Ibn Battuta’ handbook on the history of gold trade between the Middle East and India is a fascinating book, as it provides the first detailed account of gold trade in the ancient world. The handbook also gives a detailed description of the city of Baghdad, where Ibn Battuta probably prayed. Ibn Battuta describes this city in detail, as well as the gold mines that he visited.
Ibn Battuta, the Muslim ambassador to the Indian subcontinent, was traveling to the coast from Delhi when he came across trouble. The rule of Sultan Ibn Tugh-luq was falling apart, and the roads were full of Hindu rebels. Ibn Battuta and his retinue had to battle with more than a thousand cavalrymen, and he lost. During one of these battles, Ibn Battuta was nearly killed.
Ibn Battuta’ handbook on the history of gold trade between the Middle East and India includes a description of the voyage. The Muslim sultan of Delhi welcomed Ibn Battuta with gifts, and the sultan was expected to extend hospitality to him. Ibn Battuta traveled with a harem and servants.
Ibn Battuta was a traveler, a merchant, and a scholar. He traveled in several countries during the late medieval period. During his travels, he met people from various cultures and countries. He later visited some of these places, and his handbook documents these encounters.
After leaving India, Ibn Battuta made his way to Persia and Mesopotamia, including Iran. He was a Muslim cosmopolitan, and the bazaars in these countries traded in goods from many countries. He also brought pearls from the Maldives and medicines from Tibet and imported iron, pistachios, and dye-wood from India and elsewhere.
His journey to Mecca was not without incident. He was on his third trip, and had travelled mostly by land. He had already endured long sea voyages, climbed high mountains in Yemen, and crossed the equator.
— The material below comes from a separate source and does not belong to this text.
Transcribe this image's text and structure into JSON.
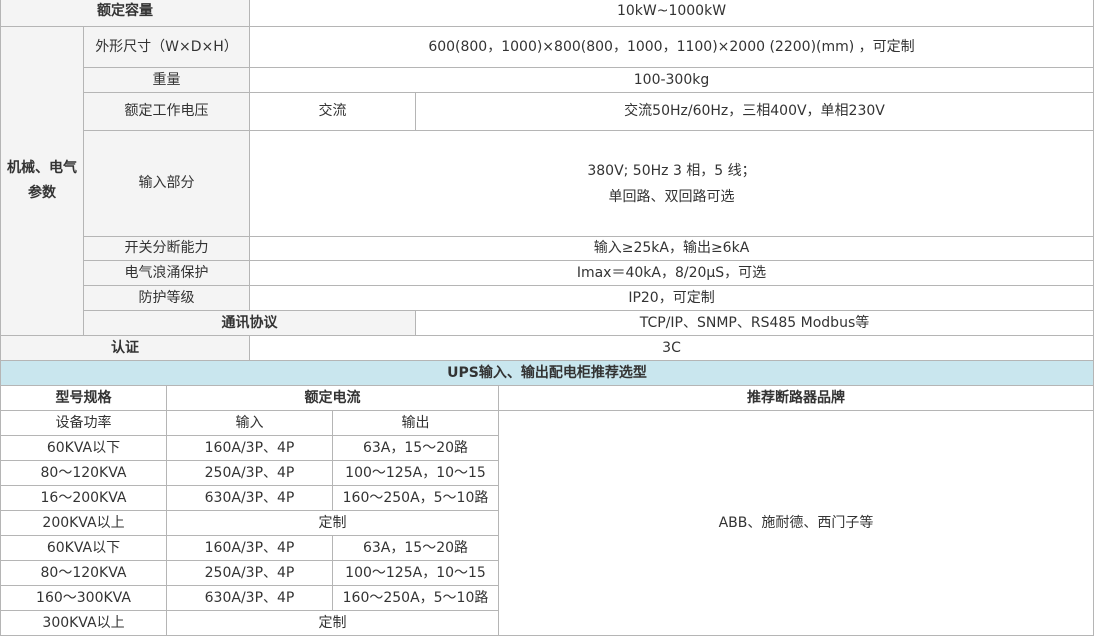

He almost lost his life while he was traveling.
Conflict gold is extracted from mines in eastern Congo, where armed groups control the gold trade. These groups profit from illegal taxation, raiding mines, and collaboration with smugglers. Five to seven tons of gold are produced every year in the region, a significant portion of which ends up in the hands of armed groups. In addition, many of these armed groups are involved in human rights abuses, including rape and murder.
The United States, EU, and UN Security Council should investigate companies involved in conflict gold trade, and jewelry companies should stop buying from refiners that fail credible independent audits of conflict gold. These measures have had some success in cleaning up the trade in other conflict minerals. The UAE government should close loopholes in industry auditing programs, and it should tighten regulations in Dubai.
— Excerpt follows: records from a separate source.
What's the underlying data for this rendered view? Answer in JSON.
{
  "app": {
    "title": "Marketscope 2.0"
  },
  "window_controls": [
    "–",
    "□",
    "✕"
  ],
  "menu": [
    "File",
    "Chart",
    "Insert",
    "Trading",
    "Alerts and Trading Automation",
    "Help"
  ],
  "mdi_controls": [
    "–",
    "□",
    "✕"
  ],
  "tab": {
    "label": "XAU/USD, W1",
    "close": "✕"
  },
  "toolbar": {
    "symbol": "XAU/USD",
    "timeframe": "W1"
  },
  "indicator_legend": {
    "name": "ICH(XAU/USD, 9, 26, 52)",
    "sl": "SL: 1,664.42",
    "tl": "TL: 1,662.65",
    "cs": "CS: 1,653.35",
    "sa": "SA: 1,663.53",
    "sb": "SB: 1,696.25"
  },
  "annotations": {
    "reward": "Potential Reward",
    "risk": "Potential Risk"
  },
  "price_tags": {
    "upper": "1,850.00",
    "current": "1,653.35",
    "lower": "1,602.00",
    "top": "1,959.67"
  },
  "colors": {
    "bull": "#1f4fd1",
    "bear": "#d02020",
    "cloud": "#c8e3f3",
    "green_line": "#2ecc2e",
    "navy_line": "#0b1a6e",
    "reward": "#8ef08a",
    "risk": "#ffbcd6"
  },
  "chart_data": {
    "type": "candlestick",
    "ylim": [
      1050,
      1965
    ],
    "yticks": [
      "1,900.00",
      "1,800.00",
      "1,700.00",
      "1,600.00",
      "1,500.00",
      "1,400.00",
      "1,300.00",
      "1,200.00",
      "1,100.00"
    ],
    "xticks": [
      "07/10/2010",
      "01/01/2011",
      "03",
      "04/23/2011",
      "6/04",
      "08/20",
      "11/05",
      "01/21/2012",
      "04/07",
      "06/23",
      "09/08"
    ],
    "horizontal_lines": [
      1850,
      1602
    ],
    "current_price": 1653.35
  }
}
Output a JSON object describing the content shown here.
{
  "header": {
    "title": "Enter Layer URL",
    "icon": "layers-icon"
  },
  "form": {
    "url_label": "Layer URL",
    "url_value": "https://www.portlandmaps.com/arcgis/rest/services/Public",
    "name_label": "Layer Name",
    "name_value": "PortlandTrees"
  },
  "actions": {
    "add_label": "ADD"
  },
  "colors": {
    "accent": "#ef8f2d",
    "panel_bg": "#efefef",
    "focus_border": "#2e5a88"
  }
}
The UAE has lax due diligence policies, which have allowed armed groups in Africa to sell their gold in the UAE. This has contributed to the growth of the illegal gold trade in the region. Some armed groups in Sudan, Central African Republic, and DRC export gold to Dubai. The UAE could demand that couriers carrying conflict gold present documents proving that they are legitimate and have paid export taxes in order to export the gold.
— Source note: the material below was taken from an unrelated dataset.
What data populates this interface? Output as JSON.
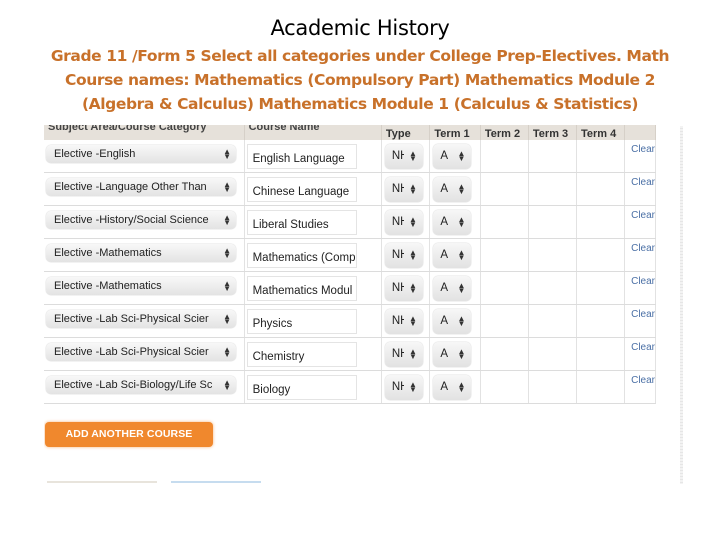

The UAE is among the most important gold hubs. The majority of gold imported from the UAE is sold as jewelry and is exported to many countries, including the United States and India. The United Kingdom, for example, imported 1,208 tons of gold from six countries in 2016, including Switzerland, Canada, and South Africa. The United States was the next-largest gold exporter.
The Dodd-Frank Wall Street Reform and Consumer Protection Act (Dodd-Frank) was passed in 2010, which expressed concern over the conflict gold trade and noted that the sale of conflict gold could help fund armed groups. As such, the Act required companies to file specialized disclosure reports annually with the SEC. It also provided for GAO assessment of the SEC’s regulations.
In East Africa, gold trade has historically relied on hand-carrying. The UAE is a major buyer of Ugandan gold. In one case, an East African trader had over 14 kilograms of gold stolen from an air freight container bound for Dubai.